Tobacco smuggling is big business across the UK, with stories appearing in the media every month. Here’s a round-up of a few of the latest:
An operation within shops in Lincoln city centre last month found 7,000 illicit cigarettes and hand rolling tobacco, totalling £2,467 in lost duty. Some of the items seized from shops were concealed in specially adapted compartments under the counter. Some were stashed in carrier bags. The operation was a joint initiative between HMRC, Lincolnshire Trading Standards and Lincolnshire Police.
The majority of cigarettes seized were "illegal whites", such as Jin Ling, L&Ms and Master (www.thelincolnite.co.uk).
Ten people have been arrested in the UK and Luxembourg in a suspected £50m tax fraud by an international tobacco smuggling ring. HMRC believed the gang used white goods to smuggle tonnes of illegal tobacco into the UK. Officers seized 4,800kg of tobacco, worth £1.5m in evaded duty (www.bbc.co.uk).
A huge haul of tobacco, which could have cost taxpayers £36,000 in lost revenue, has been seized at the Port of Hull. Border Force officers found more than 200kg of hand-rolling tobacco hidden in the luggage of eight passengers (www.thisishullandeastriding.co.uk).
A Hatfield Heath man is facing a crown court trial accused of attempting to evade duty on 279,000 cigarettes brought into the UK through the port of Dover (www.hertsandessexobserver.co.uk).
A Co Antrim man has been jailed for three years after being caught with 310,000 illicit cigarettes (www.u.tv).
From next month, Winston will be available nationally in a £5.79 price-marked pack (19 sticks) in both blue and red variants, helping forecourt retailers to capitalise on the growing demand for value products. The new format also comes within a newly-designed global pack for Winston Red. Standard packs will also be available with rrps of £6.03.

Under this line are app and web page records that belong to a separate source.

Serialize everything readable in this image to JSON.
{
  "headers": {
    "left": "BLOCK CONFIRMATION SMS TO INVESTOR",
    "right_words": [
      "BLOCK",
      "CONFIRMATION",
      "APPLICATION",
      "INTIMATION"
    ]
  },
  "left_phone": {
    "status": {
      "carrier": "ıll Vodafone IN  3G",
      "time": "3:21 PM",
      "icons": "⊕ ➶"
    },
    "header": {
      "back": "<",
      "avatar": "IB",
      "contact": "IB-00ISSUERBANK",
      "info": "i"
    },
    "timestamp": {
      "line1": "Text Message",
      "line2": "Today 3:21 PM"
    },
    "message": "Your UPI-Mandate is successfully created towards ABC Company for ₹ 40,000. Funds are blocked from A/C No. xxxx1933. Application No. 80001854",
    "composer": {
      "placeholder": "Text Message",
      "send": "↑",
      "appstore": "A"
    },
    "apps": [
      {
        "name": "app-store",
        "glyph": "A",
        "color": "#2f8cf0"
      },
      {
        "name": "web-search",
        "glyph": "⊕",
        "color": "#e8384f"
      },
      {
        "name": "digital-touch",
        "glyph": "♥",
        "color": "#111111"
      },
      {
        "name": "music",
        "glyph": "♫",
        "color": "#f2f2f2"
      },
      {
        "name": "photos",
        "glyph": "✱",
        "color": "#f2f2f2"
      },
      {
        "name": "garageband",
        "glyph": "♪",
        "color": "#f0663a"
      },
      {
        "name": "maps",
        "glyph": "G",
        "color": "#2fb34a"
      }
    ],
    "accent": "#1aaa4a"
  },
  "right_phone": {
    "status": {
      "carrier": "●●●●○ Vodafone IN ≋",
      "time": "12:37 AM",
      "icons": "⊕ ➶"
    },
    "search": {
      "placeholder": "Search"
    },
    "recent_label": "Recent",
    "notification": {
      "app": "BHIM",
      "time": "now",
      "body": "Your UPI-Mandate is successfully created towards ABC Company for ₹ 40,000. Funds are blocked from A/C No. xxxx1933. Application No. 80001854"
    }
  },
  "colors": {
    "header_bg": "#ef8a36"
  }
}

JPS Silver has been extended with the launch of JPS Silver superkings 10s and 20s, and JPS Blue Superkings 10s. According to Nielsen, over 47% of cigarettes in the economy-priced sector, sold by retailers, are above kingsize.
The Amber Leaf range was recently extended to include a blonde variant. This uses a pale-coloured cigarette-like blend of premium quality Virginia tobacco to provide a smooth taste.
Since its launch last year, Sterling Rolling has shown strong performance across the UK, particularly in London, the Midlands, the North and Northern Ireland. This has led to a 1.7% volume share of the RYO market in just nine months (Nielsen).
The government has approved an online petition against the illicit tobacco trade which is featured in the Lancashire Evening Post.
The petition urges the government to toughen up the penalties for criminals involved in the illegal tobacco trade and recognise the grave threat it poses to our communities. It also asks it to tackle the discrepancies between the punishments for drugs smuggling and tobacco smuggling.
A further aim of the petition is to get the government to acknowledge that the profits, made by criminals in tobacco smuggling cases, are often much more than those made from selling drugs with less serious consequences for the criminal. The petition needs to generate 100,000 signatures for the government to debate it in Parliament.
Peter Nelson, Imperial Tobacco’s anti illicit trade manager, comments: "Selling counterfeit or illegally smuggled tobacco is not a victimless crime and it impacts on society in many different ways. Community spirit is eroded with the intimidating presence of criminals operating on our streets, threatening the livelihoods of legitimate retailers and the reputation of famous tobacco brands."
Conrad Davies, BP/Spar Glandon, Pwhelli:
"Tobacco sales are up on our forecourt site but there have been price increases. We don’t offer any price-marked cigarettes there. Premium lines sell well, especially in the summer when we get lots of tourists in buying Marlboro and Camel.
"I have two EuroSpar stores too. These went dark in December (when the display ban came into force in Wales). In one store, total sales are up 2% but tobacco sales are down 7% I think that’s because people don’t think we sell cigarettes any more.
"I think the idea of plain packaging is ridiculous. The bigger problem for us is illegal imports. We are near Holyhead so it’s a huge problem round here."